"The temple stands on the site of the former Tatsukuchi (or Tatsunokuchi) Execution Grounds, and its name uses the same two kanji meaning "dragon mouth" (龍口). It was here that Nichiren, namesake of the Buddhist sect, was to have been executed. It was founded in 1337 by Nippō, a disciple of Nichiren. The cave where Nichiren was confined is preserved on the grounds."
There are various publication dates attributed to this print, with some sources associating the print with the artist's incomplete series titled One Hundred Views of Japan (Nihon hyakkei 日本百景), prints from which were first published in 1929, and other sources simply stating the date is unknown. The Shinshu Takato Art Museum in their online inventory of prints gives a publishing date of 1948. We do know that the artist spent time at the temple sometime in the late 1930s or 1940s and my guess is that the 1948 date is correct.

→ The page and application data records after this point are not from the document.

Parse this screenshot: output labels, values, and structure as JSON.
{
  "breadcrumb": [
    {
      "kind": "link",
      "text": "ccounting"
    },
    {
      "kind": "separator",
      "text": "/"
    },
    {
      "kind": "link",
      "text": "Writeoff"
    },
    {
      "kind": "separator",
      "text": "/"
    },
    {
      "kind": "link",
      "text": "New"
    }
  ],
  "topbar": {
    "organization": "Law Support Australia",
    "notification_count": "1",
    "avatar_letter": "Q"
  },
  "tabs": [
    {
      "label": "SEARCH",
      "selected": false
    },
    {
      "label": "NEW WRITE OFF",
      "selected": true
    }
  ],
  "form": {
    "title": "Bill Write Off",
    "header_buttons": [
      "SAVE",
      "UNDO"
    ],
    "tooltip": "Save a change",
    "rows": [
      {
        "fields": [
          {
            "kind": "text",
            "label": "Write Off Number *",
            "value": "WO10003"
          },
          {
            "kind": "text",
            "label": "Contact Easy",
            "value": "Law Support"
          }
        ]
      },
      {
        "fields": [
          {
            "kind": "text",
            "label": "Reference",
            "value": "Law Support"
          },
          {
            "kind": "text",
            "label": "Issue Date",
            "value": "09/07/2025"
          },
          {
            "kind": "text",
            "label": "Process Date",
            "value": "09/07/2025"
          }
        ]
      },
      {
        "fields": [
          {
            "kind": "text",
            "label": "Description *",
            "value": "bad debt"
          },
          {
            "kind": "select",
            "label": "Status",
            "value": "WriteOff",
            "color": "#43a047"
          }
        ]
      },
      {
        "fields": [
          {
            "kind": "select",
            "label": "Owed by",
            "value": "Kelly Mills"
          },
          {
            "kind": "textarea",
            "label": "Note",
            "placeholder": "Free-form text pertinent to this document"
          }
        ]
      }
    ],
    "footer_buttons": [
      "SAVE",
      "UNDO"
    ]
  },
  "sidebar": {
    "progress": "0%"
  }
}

Confusingly, the seller's auction notes for this print attributes the publication of this print to Kyoto Hanga-in 京都版画院. However, web-based searches, including early 1950s catalogs by Kyoto Hanga-in, trying to confirm their involvement in issuing Yamagishi-designed prints came up empty. Nor are there any markings on the print suggesting that Kyoto Hanga-in was involved with its production. What is clear is that there were two different printings of this work (see images below), likely using the same blocks, with the print on the left likely preceding this collection's print on the right.
 Wikipedia entry https://en.wikipedia.org/wiki/Ry%C5%ABk%C5%8D-ji_(Fujisawa)#:~:text=Ry%C5%ABk%C5%8D%2Dji%20(%E9%BE%8D%E5%8F%A3%E5%AF%BA),dragon%20mouth%22(%E9%BE%8D%E5%8F%A3).
 "Japanese Wood-block Prints, Shizuya Fujikake, Japan Travel Bureau, 1938, revised 1949 and 1953, p. 106.